• **Records for the task**
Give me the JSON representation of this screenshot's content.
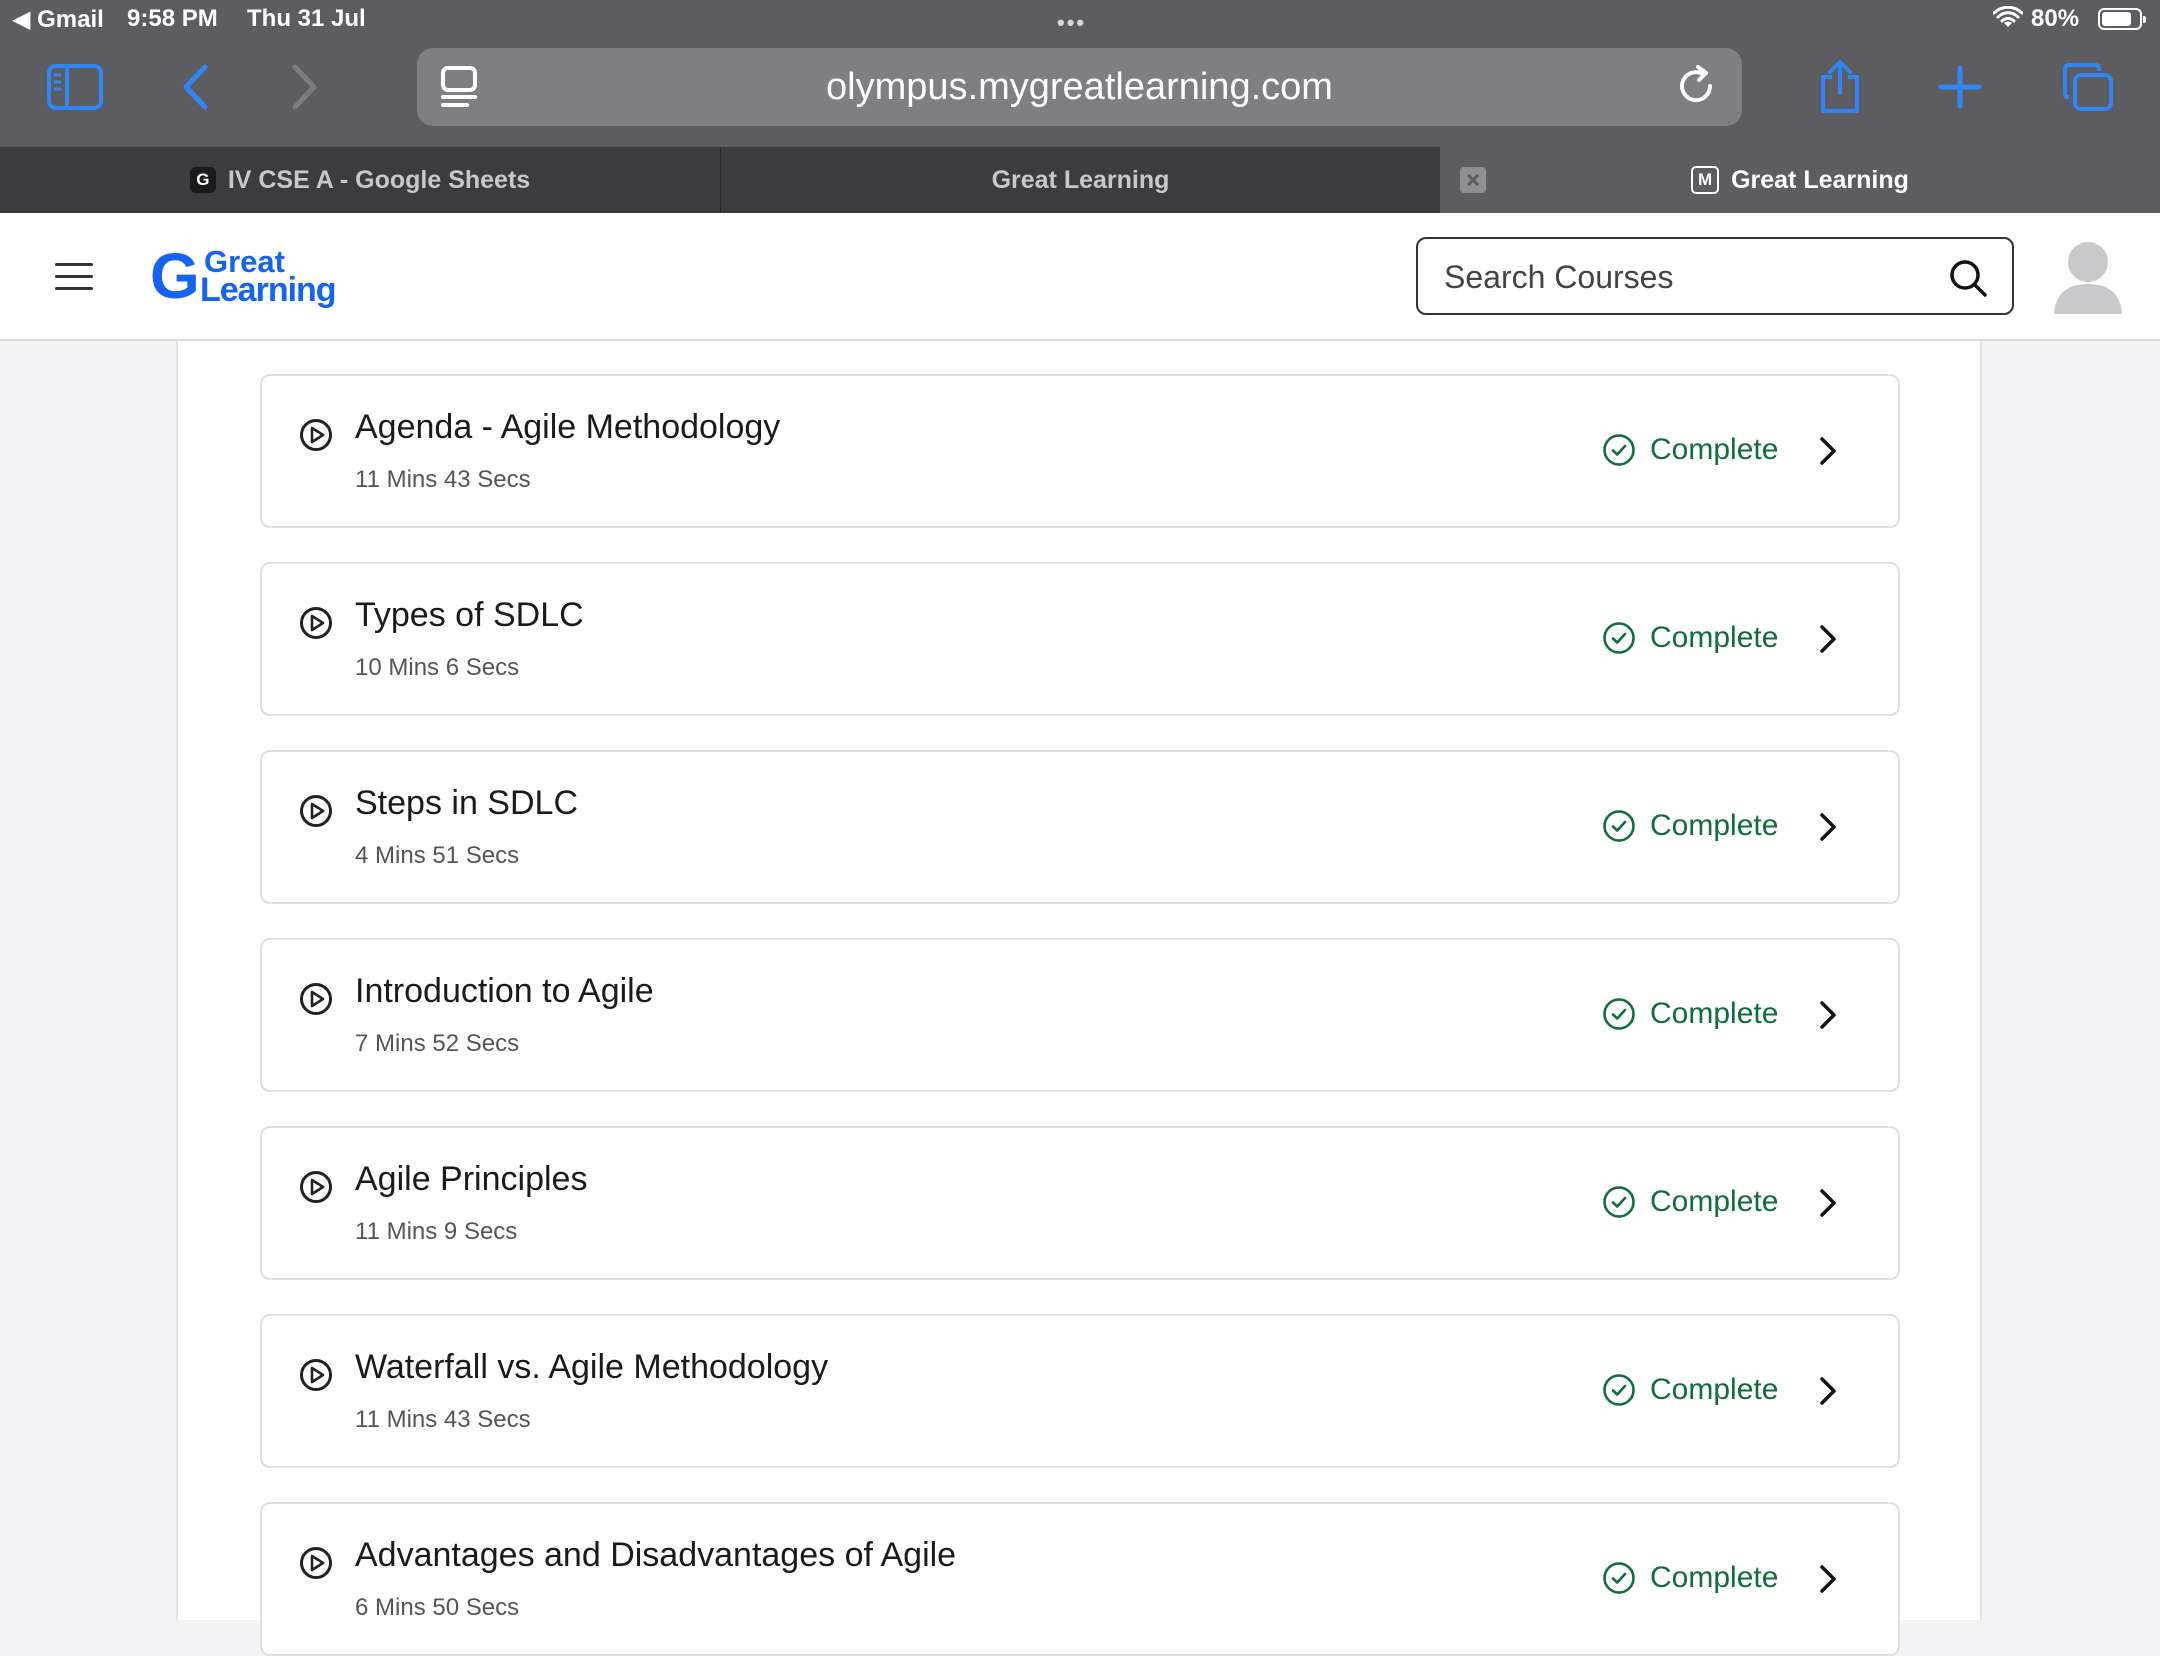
{
  "status_bar": {
    "back_app": "◀ Gmail",
    "time": "9:58 PM",
    "date": "Thu 31 Jul",
    "battery": "80%",
    "battery_level": 0.8
  },
  "browser": {
    "url": "olympus.mygreatlearning.com",
    "tabs": [
      {
        "favicon": "G",
        "title": "IV CSE A - Google Sheets",
        "active": false
      },
      {
        "favicon": "",
        "title": "Great Learning",
        "active": false
      },
      {
        "favicon": "M",
        "title": "Great Learning",
        "active": true
      }
    ]
  },
  "header": {
    "logo_mark": "G",
    "logo_line1": "Great",
    "logo_line2": "Learning",
    "search_placeholder": "Search Courses"
  },
  "colors": {
    "brand": "#1463f3",
    "complete_green": "#0f6e3a",
    "safari_blue": "#2f86f6"
  },
  "lessons": [
    {
      "title": "Agenda - Agile Methodology",
      "duration": "11 Mins 43 Secs",
      "status": "Complete"
    },
    {
      "title": "Types of SDLC",
      "duration": "10 Mins 6 Secs",
      "status": "Complete"
    },
    {
      "title": "Steps in SDLC",
      "duration": "4 Mins 51 Secs",
      "status": "Complete"
    },
    {
      "title": "Introduction to Agile",
      "duration": "7 Mins 52 Secs",
      "status": "Complete"
    },
    {
      "title": "Agile Principles",
      "duration": "11 Mins 9 Secs",
      "status": "Complete"
    },
    {
      "title": "Waterfall vs. Agile Methodology",
      "duration": "11 Mins 43 Secs",
      "status": "Complete"
    },
    {
      "title": "Advantages and Disadvantages of Agile",
      "duration": "6 Mins 50 Secs",
      "status": "Complete"
    }
  ]
}
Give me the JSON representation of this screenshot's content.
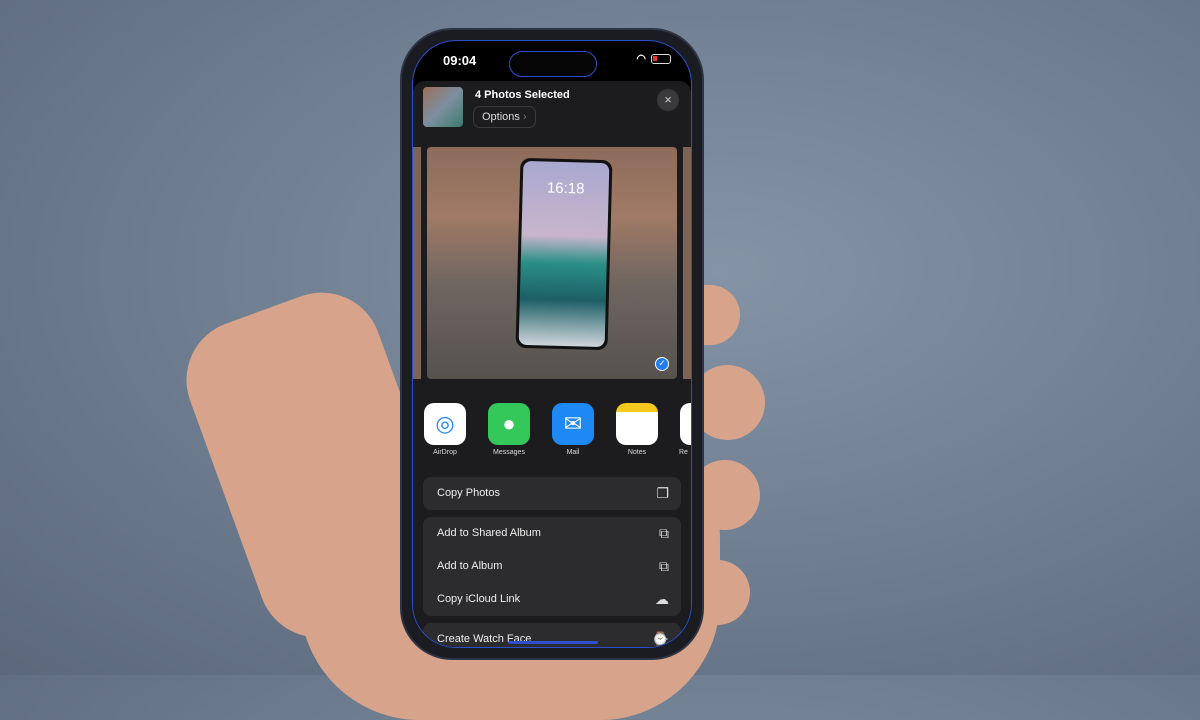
{
  "status_bar": {
    "time": "09:04"
  },
  "header": {
    "title": "4 Photos Selected",
    "options_label": "Options",
    "options_chevron": "›",
    "close_icon": "×"
  },
  "preview": {
    "phone_time": "16:18",
    "selected_mark": "✓"
  },
  "apps": [
    {
      "label": "AirDrop",
      "icon": "airdrop-icon",
      "color": "#ffffff"
    },
    {
      "label": "Messages",
      "icon": "messages-icon",
      "color": "#34c759"
    },
    {
      "label": "Mail",
      "icon": "mail-icon",
      "color": "#1e88f5"
    },
    {
      "label": "Notes",
      "icon": "notes-icon",
      "color": "#ffffff"
    },
    {
      "label": "Re",
      "icon": "reminders-icon",
      "color": "#ffffff"
    }
  ],
  "actions": {
    "copy_photos": "Copy Photos",
    "add_shared_album": "Add to Shared Album",
    "add_album": "Add to Album",
    "copy_icloud_link": "Copy iCloud Link",
    "create_watch_face": "Create Watch Face"
  }
}
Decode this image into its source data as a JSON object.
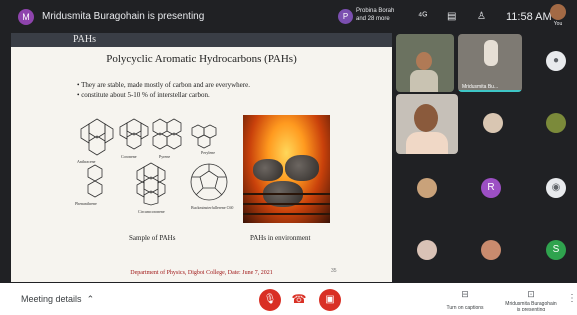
{
  "topbar": {
    "presenter_initial": "M",
    "presenting_text": "Mridusmita Buragohain is presenting",
    "pinned_initial": "P",
    "pinned_text": "Probina Borah and 28 more",
    "clock": "11:58 AM",
    "self_label": "You"
  },
  "slide": {
    "header_title": "PAHs",
    "title": "Polycyclic Aromatic Hydrocarbons (PAHs)",
    "bullets": [
      "• They are stable, made mostly of carbon and are everywhere.",
      "• constitute about 5-10 % of interstellar carbon."
    ],
    "molecules": [
      "Anthracene",
      "Coronene",
      "Pyrene",
      "Perylene",
      "Phenanthrene",
      "Circumcoronene",
      "Buckminsterfullerene C60"
    ],
    "caption_left": "Sample of PAHs",
    "caption_right": "PAHs in environment",
    "footer": "Department of Physics, Digboi College, Date: June 7, 2021",
    "slide_number": "35"
  },
  "participants": {
    "tile_name_2": "Mridusmita Bu...",
    "avatar_r": "R",
    "avatar_s": "S",
    "colors": {
      "r": "#9c4fc4",
      "s": "#2fa34e"
    }
  },
  "bottombar": {
    "meeting_details": "Meeting details",
    "captions_label": "Turn on captions",
    "presenting_label": "Mridusmita Buragohain is presenting"
  },
  "icons": [
    "chevron-up-icon",
    "mic-off-icon",
    "call-end-icon",
    "camera-off-icon",
    "captions-icon",
    "present-icon",
    "more-vert-icon",
    "people-icon",
    "chat-icon",
    "layout-icon"
  ]
}
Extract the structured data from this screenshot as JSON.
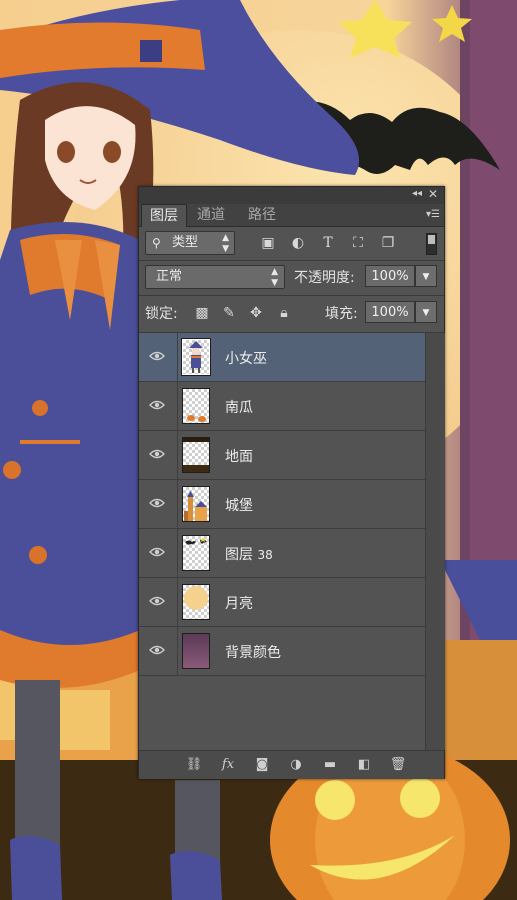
{
  "panel": {
    "tabs": [
      {
        "label": "图层",
        "active": true
      },
      {
        "label": "通道",
        "active": false
      },
      {
        "label": "路径",
        "active": false
      }
    ],
    "filter": {
      "label": "类型"
    },
    "blend_mode": "正常",
    "opacity_label": "不透明度:",
    "opacity_value": "100%",
    "lock_label": "锁定:",
    "fill_label": "填充:",
    "fill_value": "100%",
    "layers": [
      {
        "name": "小女巫",
        "selected": true,
        "visible": true,
        "thumb_icon": "witch-thumbnail"
      },
      {
        "name": "南瓜",
        "selected": false,
        "visible": true,
        "thumb_icon": "pumpkin-thumbnail"
      },
      {
        "name": "地面",
        "selected": false,
        "visible": true,
        "thumb_icon": "ground-thumbnail"
      },
      {
        "name": "城堡",
        "selected": false,
        "visible": true,
        "thumb_icon": "castle-thumbnail"
      },
      {
        "name": "图层",
        "number": "38",
        "selected": false,
        "visible": true,
        "thumb_icon": "bat-thumbnail"
      },
      {
        "name": "月亮",
        "selected": false,
        "visible": true,
        "thumb_icon": "moon-thumbnail"
      },
      {
        "name": "背景颜色",
        "selected": false,
        "visible": true,
        "thumb_icon": "gradient-thumbnail"
      }
    ]
  },
  "colors": {
    "panel_bg": "#535353",
    "selected_row": "#536277",
    "sky": "#f5d9a0",
    "witch_robe": "#4b4f9a",
    "accent_orange": "#e07a2c"
  }
}
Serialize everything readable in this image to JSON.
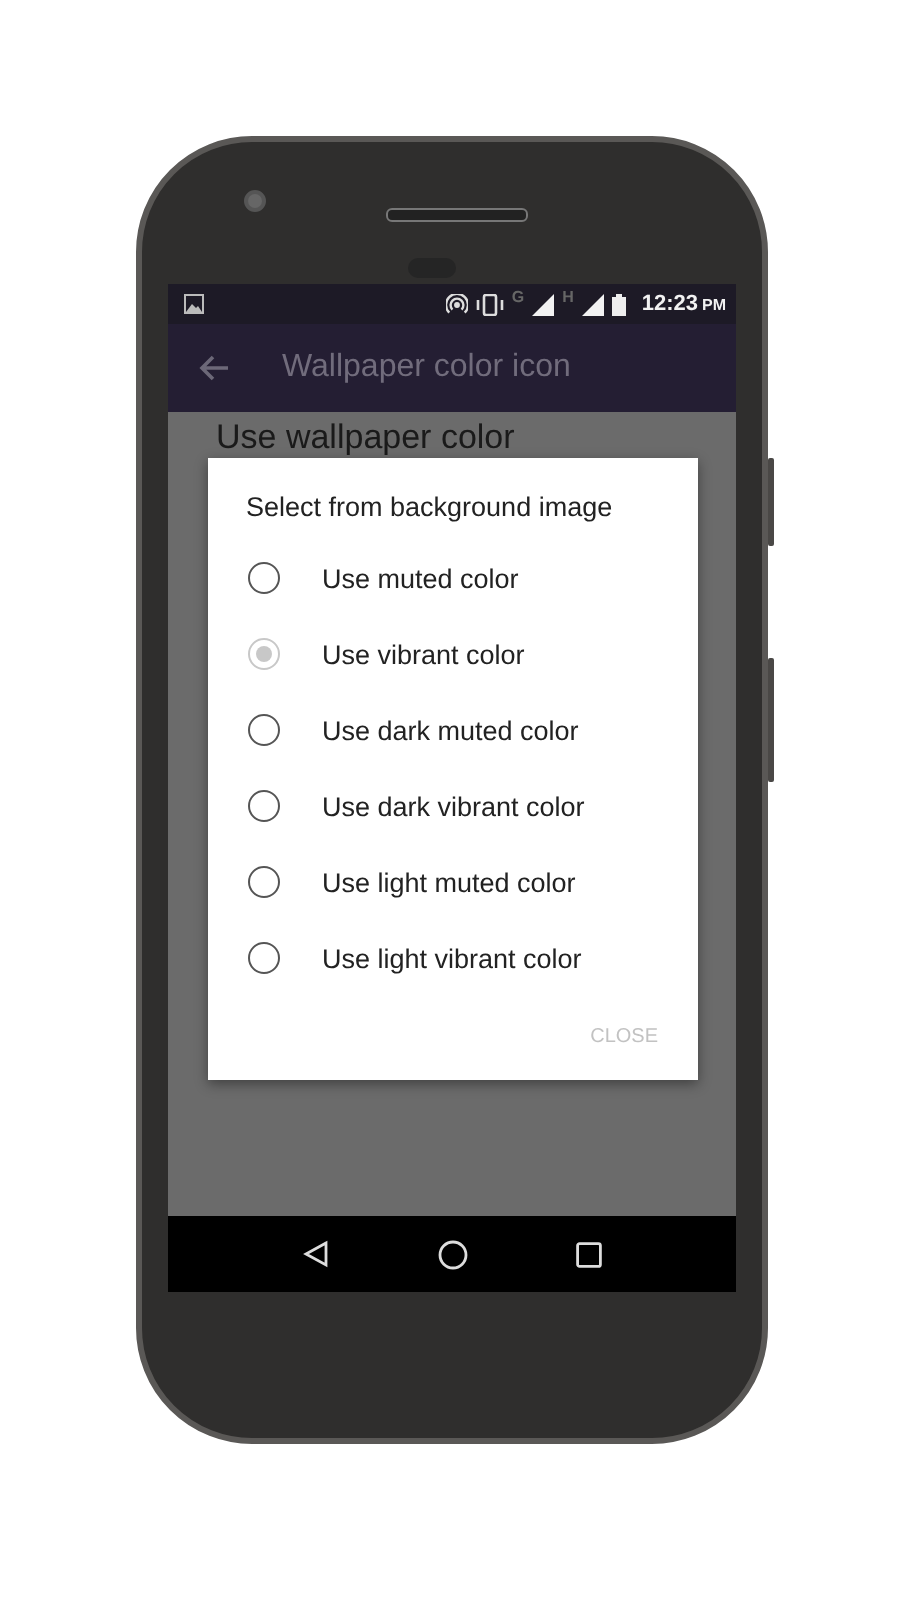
{
  "status_bar": {
    "network_labels": [
      "G",
      "H"
    ],
    "time": "12:23",
    "am_pm": "PM"
  },
  "app_bar": {
    "title": "Wallpaper color icon"
  },
  "content": {
    "title": "Use wallpaper color"
  },
  "dialog": {
    "title": "Select from background image",
    "options": [
      {
        "label": "Use muted color",
        "selected": false
      },
      {
        "label": "Use vibrant color",
        "selected": true
      },
      {
        "label": "Use dark muted color",
        "selected": false
      },
      {
        "label": "Use dark vibrant color",
        "selected": false
      },
      {
        "label": "Use light muted color",
        "selected": false
      },
      {
        "label": "Use light vibrant color",
        "selected": false
      }
    ],
    "close": "CLOSE"
  }
}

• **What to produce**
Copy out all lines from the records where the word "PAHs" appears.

• **Response area**
    "header_title": "PAHs",
    "title": "Polycyclic Aromatic Hydrocarbons (PAHs)",
    "caption_left": "Sample of PAHs",
    "caption_right": "PAHs in environment",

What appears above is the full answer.